Task directions. Return every line from the records below that has the word "sejour".
╭─ Source data
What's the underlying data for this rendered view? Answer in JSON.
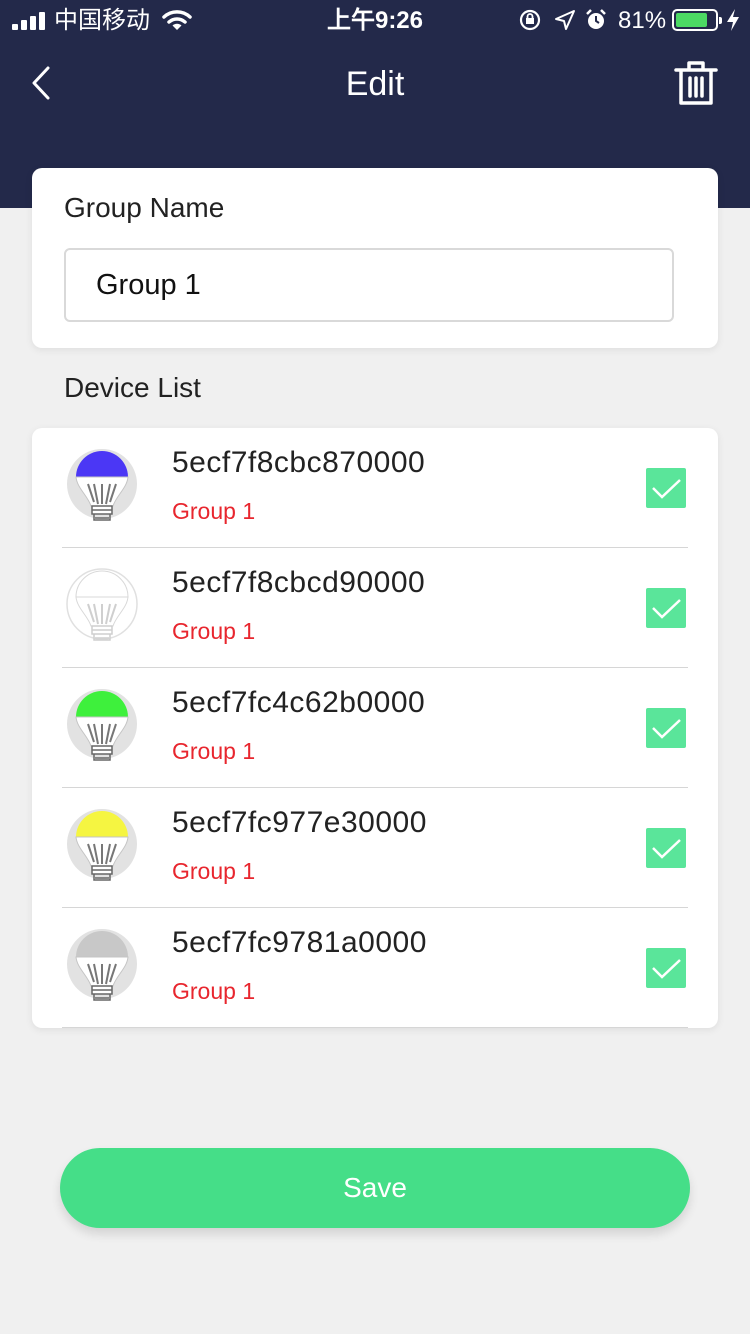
{
  "status_bar": {
    "carrier": "中国移动",
    "time": "上午9:26",
    "battery_percent": "81%",
    "battery_level": 0.81,
    "battery_color": "#4cd964",
    "icons": [
      "orientation-lock-icon",
      "location-icon",
      "alarm-icon",
      "charging-bolt-icon"
    ]
  },
  "nav": {
    "title": "Edit",
    "back_icon": "chevron-left-icon",
    "delete_icon": "trash-icon"
  },
  "group_form": {
    "label": "Group Name",
    "value": "Group 1"
  },
  "device_list": {
    "label": "Device List",
    "devices": [
      {
        "id": "5ecf7f8cbc870000",
        "group": "Group 1",
        "bulb_color": "#4b37f5",
        "checked": true
      },
      {
        "id": "5ecf7f8cbcd90000",
        "group": "Group 1",
        "bulb_color": "#ffffff",
        "checked": true
      },
      {
        "id": "5ecf7fc4c62b0000",
        "group": "Group 1",
        "bulb_color": "#3ef03c",
        "checked": true
      },
      {
        "id": "5ecf7fc977e30000",
        "group": "Group 1",
        "bulb_color": "#f5f541",
        "checked": true
      },
      {
        "id": "5ecf7fc9781a0000",
        "group": "Group 1",
        "bulb_color": "#c8c8c8",
        "checked": true
      }
    ]
  },
  "save_button": {
    "label": "Save",
    "color": "#45de88"
  },
  "colors": {
    "header": "#23294a",
    "background": "#f0f0f0",
    "group_text": "#e8262e",
    "checkbox": "#5ae59a"
  }
}
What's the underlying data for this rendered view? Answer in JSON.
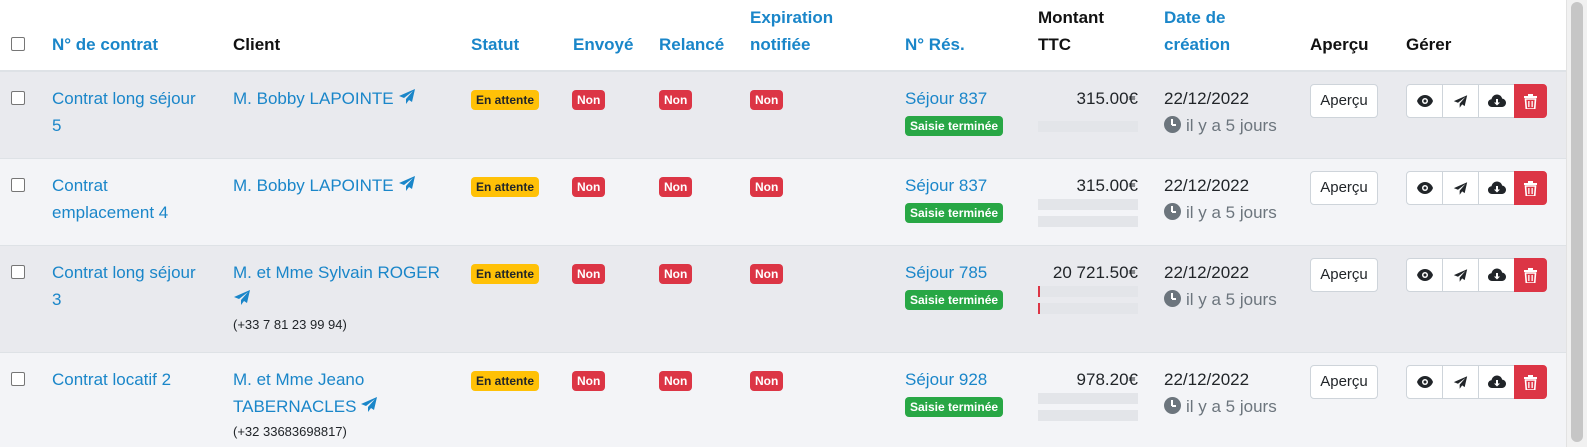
{
  "header": {
    "contract_no": "N° de contrat",
    "client": "Client",
    "statut": "Statut",
    "envoye": "Envoyé",
    "relance": "Relancé",
    "expiration_l1": "Expiration",
    "expiration_l2": "notifiée",
    "num_res": "N° Rés.",
    "montant_l1": "Montant",
    "montant_l2": "TTC",
    "date_l1": "Date de",
    "date_l2": "création",
    "apercu": "Aperçu",
    "gerer": "Gérer"
  },
  "rows": [
    {
      "contract_l1": "Contrat long séjour",
      "contract_l2": "5",
      "client_l1": "M. Bobby LAPOINTE",
      "client_l2": "",
      "phone": "",
      "statut": "En attente",
      "envoye": "Non",
      "relance": "Non",
      "expiration": "Non",
      "sejour": "Séjour 837",
      "saisie": "Saisie terminée",
      "montant": "315.00€",
      "date": "22/12/2022",
      "relative": "il y a 5 jours",
      "apercu_btn": "Aperçu"
    },
    {
      "contract_l1": "Contrat",
      "contract_l2": "emplacement 4",
      "client_l1": "M. Bobby LAPOINTE",
      "client_l2": "",
      "phone": "",
      "statut": "En attente",
      "envoye": "Non",
      "relance": "Non",
      "expiration": "Non",
      "sejour": "Séjour 837",
      "saisie": "Saisie terminée",
      "montant": "315.00€",
      "date": "22/12/2022",
      "relative": "il y a 5 jours",
      "apercu_btn": "Aperçu"
    },
    {
      "contract_l1": "Contrat long séjour",
      "contract_l2": "3",
      "client_l1": "M. et Mme Sylvain ROGER",
      "client_l2": "",
      "phone": "(+33 7 81 23 99 94)",
      "statut": "En attente",
      "envoye": "Non",
      "relance": "Non",
      "expiration": "Non",
      "sejour": "Séjour 785",
      "saisie": "Saisie terminée",
      "montant": "20 721.50€",
      "date": "22/12/2022",
      "relative": "il y a 5 jours",
      "apercu_btn": "Aperçu"
    },
    {
      "contract_l1": "Contrat locatif 2",
      "contract_l2": "",
      "client_l1": "M. et Mme Jeano",
      "client_l2": "TABERNACLES",
      "phone": "(+32 33683698817)",
      "statut": "En attente",
      "envoye": "Non",
      "relance": "Non",
      "expiration": "Non",
      "sejour": "Séjour 928",
      "saisie": "Saisie terminée",
      "montant": "978.20€",
      "date": "22/12/2022",
      "relative": "il y a 5 jours",
      "apercu_btn": "Aperçu"
    }
  ],
  "colors": {
    "link": "#1a86c9",
    "warning": "#ffc107",
    "danger": "#dc3545",
    "success": "#28a745",
    "row_odd": "#e9eaee",
    "row_even": "#f3f4f7"
  },
  "icons": {
    "send": "paper-plane-icon",
    "view": "eye-icon",
    "download": "cloud-download-icon",
    "delete": "trash-icon",
    "time": "clock-icon"
  }
}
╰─
Task solution.
      "sejour": "Séjour 837",
      "sejour": "Séjour 837",
      "sejour": "Séjour 785",
      "sejour": "Séjour 928",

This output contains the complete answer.